=== REQUIRED ACTION ===
Scan the records that follow, and whenever a line has the word "JSON", copy it.

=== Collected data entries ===
________________________________________

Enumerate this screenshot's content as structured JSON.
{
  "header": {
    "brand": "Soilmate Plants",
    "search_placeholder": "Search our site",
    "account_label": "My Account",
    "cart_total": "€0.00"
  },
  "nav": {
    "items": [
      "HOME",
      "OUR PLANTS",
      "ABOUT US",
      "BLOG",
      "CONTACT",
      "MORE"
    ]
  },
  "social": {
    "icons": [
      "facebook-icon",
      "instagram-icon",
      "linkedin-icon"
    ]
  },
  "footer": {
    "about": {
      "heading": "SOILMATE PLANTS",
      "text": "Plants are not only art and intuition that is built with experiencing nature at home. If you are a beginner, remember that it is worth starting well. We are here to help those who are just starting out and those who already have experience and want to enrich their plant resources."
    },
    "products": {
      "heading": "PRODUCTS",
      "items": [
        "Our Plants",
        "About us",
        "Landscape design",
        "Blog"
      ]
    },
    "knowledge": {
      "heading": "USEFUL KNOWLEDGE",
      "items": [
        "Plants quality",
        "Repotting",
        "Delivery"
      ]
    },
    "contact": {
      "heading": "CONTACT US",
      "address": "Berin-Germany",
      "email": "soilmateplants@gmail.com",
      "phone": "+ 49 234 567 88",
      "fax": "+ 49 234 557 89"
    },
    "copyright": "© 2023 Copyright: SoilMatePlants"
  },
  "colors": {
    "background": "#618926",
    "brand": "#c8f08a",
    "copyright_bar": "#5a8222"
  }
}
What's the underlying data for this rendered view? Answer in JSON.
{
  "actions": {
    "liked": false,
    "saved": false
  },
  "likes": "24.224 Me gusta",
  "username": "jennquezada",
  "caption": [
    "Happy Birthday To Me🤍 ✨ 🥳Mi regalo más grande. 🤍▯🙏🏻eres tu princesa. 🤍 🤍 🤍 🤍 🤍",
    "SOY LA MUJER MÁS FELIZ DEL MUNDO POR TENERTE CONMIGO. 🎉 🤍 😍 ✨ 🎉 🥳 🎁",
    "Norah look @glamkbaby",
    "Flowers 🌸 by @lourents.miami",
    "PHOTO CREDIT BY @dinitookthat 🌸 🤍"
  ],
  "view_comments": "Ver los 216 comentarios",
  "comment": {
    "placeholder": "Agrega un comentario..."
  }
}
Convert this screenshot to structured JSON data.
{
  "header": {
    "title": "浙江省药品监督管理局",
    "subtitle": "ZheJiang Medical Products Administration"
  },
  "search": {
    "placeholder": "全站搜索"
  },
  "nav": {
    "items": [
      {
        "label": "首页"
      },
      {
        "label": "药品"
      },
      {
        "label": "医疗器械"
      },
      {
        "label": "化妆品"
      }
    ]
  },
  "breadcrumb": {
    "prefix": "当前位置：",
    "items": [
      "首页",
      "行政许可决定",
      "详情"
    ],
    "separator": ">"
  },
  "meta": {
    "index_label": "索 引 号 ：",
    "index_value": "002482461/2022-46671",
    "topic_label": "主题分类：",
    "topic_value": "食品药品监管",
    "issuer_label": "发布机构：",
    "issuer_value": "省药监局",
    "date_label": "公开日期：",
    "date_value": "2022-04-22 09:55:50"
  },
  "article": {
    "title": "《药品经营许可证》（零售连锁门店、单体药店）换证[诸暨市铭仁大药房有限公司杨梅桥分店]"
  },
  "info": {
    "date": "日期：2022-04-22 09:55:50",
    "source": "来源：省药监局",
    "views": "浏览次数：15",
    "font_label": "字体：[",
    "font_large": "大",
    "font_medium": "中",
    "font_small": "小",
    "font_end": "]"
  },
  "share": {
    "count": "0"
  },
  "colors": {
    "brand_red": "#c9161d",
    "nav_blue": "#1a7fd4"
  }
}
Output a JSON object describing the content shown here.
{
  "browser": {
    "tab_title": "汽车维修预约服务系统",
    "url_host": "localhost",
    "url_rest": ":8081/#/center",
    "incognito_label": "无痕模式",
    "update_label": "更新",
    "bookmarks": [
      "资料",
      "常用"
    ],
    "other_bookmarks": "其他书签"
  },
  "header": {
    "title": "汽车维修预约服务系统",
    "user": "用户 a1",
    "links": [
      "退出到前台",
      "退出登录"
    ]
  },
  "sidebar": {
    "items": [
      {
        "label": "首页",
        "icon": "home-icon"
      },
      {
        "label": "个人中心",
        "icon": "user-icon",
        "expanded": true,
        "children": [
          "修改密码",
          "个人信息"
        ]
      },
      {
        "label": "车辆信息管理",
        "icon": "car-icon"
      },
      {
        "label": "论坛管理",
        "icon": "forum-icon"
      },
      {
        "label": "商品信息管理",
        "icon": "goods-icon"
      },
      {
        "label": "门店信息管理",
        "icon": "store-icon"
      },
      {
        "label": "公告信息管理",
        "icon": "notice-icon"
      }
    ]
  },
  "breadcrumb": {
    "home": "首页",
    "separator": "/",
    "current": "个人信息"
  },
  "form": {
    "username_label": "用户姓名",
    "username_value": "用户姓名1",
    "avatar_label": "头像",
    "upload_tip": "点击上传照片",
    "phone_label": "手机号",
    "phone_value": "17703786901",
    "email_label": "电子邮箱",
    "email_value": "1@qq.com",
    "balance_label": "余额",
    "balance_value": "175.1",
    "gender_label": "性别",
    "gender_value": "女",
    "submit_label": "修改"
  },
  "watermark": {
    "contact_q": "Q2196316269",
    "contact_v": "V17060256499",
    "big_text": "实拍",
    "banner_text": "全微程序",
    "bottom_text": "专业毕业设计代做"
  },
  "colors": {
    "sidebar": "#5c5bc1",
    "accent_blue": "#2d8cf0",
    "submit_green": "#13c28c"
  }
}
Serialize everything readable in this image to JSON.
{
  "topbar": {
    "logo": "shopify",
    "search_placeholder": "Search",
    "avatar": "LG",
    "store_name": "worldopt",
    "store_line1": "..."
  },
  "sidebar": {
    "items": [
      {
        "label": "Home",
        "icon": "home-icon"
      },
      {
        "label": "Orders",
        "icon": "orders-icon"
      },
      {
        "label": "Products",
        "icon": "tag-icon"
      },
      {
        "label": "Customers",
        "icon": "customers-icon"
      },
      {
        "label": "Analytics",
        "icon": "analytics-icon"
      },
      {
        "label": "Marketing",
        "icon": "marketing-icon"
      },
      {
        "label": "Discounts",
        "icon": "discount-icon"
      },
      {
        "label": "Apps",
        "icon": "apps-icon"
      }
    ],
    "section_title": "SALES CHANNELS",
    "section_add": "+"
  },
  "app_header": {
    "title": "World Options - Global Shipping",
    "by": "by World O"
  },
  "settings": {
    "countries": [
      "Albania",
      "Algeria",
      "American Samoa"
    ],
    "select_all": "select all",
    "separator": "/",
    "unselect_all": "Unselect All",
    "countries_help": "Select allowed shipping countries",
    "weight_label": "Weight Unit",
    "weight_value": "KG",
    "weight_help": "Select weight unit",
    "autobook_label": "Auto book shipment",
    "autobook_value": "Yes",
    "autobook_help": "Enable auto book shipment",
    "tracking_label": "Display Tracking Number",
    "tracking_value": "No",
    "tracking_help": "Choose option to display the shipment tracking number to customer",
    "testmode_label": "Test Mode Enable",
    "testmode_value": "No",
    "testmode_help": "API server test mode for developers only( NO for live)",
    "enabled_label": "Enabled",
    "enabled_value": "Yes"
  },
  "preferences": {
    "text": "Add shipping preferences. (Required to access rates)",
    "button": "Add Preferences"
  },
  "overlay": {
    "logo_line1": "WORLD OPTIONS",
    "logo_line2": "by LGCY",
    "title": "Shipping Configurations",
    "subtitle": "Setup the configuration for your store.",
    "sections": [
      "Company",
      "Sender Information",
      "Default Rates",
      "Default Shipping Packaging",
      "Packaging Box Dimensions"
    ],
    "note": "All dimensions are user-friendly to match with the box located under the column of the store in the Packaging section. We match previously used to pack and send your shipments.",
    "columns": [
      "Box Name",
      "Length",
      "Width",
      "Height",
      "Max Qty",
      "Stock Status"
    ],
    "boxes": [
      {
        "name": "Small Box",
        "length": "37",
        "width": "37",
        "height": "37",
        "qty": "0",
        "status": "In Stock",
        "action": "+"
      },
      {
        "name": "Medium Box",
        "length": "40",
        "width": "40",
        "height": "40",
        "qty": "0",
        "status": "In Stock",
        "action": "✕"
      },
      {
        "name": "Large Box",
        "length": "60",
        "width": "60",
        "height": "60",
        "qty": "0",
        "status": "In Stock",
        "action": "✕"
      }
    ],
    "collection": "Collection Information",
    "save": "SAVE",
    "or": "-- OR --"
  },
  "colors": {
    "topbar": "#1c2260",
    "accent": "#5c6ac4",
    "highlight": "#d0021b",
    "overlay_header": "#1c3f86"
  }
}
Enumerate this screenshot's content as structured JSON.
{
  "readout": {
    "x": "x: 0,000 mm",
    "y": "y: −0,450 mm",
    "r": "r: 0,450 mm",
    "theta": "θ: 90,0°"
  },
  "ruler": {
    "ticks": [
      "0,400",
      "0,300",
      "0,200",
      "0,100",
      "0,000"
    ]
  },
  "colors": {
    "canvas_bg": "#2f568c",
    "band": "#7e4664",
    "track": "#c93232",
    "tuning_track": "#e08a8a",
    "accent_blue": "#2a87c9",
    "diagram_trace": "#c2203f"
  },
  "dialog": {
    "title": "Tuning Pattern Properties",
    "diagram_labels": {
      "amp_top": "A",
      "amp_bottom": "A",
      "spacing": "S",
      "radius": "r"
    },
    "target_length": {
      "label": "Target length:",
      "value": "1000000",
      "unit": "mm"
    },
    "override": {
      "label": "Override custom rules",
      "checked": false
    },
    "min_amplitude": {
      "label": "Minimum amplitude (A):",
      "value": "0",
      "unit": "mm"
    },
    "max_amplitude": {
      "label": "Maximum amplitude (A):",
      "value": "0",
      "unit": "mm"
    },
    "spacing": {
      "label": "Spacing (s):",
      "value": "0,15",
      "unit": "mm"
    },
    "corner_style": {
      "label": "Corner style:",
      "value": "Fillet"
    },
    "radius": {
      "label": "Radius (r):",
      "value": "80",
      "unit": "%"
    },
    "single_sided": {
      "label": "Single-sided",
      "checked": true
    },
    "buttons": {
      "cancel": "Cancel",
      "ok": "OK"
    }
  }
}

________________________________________

=== SOLUTION BELOW ===
Enumerate this screenshot's content as structured JSON.
What's the underlying data for this rendered view? Answer in JSON.
Convert this screenshot to structured JSON data.
Output a JSON object describing the content shown here.
Serialize everything readable in this image to JSON.
Enumerate this screenshot's content as structured JSON.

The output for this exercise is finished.